(Page and application data records)
┄┄┄┄┄┄
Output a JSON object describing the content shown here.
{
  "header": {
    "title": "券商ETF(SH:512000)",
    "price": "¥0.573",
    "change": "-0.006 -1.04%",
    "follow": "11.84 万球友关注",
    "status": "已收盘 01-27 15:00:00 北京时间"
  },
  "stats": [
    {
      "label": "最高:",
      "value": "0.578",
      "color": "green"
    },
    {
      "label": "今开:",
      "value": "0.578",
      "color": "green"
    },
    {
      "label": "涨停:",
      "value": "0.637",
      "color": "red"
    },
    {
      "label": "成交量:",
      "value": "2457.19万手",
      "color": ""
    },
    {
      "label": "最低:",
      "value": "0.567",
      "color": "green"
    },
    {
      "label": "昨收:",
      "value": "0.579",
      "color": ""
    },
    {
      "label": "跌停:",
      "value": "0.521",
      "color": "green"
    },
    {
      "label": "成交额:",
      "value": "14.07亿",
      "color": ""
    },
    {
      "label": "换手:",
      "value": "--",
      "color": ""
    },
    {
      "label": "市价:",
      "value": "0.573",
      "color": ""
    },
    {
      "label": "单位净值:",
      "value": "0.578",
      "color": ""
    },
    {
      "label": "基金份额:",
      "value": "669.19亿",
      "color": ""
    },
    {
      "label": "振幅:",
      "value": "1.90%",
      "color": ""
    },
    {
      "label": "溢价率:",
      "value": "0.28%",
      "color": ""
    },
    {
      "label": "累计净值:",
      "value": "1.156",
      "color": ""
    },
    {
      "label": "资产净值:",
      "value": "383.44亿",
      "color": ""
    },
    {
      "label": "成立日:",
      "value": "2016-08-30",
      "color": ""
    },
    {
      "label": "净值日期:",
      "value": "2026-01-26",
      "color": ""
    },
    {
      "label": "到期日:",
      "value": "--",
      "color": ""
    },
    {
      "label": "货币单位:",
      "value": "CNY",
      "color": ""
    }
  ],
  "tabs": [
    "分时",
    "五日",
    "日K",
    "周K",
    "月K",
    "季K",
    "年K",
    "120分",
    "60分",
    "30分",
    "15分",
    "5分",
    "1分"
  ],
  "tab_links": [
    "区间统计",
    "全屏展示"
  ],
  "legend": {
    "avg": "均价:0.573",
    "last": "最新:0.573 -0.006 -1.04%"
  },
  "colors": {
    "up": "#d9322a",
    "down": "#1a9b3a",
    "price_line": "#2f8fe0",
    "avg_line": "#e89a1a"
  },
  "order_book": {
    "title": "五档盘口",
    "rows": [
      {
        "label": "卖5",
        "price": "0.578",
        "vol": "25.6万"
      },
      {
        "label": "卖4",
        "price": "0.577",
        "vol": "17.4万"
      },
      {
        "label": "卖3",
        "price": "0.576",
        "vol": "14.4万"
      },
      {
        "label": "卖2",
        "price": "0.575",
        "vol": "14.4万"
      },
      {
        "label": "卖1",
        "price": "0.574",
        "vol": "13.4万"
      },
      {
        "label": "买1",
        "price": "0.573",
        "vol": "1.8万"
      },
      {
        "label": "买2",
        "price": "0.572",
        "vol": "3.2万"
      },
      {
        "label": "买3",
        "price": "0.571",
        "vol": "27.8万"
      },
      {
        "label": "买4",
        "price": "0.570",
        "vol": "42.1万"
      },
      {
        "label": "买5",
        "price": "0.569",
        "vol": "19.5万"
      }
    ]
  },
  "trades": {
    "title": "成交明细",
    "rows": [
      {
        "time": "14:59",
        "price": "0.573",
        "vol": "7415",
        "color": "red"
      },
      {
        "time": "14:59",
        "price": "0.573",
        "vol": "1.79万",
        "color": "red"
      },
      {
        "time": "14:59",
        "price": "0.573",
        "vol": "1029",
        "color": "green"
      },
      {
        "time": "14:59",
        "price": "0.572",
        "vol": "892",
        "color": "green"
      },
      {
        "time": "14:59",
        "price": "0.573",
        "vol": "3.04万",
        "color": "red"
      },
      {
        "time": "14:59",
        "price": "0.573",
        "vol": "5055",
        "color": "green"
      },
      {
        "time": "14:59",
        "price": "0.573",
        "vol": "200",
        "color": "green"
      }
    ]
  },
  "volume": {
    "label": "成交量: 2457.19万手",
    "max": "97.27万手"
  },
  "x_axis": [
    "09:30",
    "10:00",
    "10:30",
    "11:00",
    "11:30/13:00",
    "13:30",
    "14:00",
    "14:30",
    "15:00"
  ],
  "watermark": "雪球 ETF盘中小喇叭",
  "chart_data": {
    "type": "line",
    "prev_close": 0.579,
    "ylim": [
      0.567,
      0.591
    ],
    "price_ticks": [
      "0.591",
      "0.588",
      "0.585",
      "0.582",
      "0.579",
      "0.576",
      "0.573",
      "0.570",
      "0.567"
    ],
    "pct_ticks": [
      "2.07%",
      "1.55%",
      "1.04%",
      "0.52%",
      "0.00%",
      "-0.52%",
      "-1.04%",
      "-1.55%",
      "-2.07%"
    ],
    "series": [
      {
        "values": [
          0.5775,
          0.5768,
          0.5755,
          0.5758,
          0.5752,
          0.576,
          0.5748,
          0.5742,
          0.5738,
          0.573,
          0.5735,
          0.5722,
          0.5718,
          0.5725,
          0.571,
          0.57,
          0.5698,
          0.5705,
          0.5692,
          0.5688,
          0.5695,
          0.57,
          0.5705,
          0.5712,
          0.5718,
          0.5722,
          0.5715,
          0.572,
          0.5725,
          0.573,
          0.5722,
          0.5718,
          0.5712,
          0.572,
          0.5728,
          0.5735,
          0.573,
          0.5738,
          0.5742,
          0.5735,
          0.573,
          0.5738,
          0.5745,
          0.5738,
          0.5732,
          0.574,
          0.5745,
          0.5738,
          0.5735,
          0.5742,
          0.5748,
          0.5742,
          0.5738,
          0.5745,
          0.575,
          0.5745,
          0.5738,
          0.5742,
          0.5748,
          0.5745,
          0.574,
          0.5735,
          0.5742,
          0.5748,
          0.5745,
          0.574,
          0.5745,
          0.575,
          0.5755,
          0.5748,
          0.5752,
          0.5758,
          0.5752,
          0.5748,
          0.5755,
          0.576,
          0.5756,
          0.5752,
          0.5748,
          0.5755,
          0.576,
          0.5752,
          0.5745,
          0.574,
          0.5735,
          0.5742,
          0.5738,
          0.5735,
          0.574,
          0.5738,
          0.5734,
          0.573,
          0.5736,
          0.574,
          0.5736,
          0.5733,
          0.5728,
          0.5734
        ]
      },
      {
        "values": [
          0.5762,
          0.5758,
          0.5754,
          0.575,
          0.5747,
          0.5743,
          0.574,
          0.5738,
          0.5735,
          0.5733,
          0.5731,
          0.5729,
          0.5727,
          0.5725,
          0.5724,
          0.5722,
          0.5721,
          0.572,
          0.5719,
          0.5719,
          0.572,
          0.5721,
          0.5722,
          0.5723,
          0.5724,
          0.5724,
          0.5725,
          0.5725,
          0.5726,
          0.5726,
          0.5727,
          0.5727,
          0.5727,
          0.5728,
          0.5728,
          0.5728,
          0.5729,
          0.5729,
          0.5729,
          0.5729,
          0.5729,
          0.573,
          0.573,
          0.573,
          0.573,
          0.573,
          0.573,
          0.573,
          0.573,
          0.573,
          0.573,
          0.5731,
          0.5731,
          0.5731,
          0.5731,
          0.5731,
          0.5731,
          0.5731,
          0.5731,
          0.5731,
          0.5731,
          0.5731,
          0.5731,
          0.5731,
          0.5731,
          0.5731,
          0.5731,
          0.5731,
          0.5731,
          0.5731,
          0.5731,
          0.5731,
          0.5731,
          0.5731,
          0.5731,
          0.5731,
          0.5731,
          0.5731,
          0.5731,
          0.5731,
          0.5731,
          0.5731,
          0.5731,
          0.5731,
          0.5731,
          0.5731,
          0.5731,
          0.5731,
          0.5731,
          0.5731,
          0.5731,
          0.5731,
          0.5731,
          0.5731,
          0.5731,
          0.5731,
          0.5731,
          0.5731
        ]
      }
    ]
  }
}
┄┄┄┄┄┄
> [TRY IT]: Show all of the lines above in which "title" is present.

> [FINISHED EXERCISE]:
    "title": "券商ETF(SH:512000)",
    "title": "五档盘口",
    "title": "成交明细",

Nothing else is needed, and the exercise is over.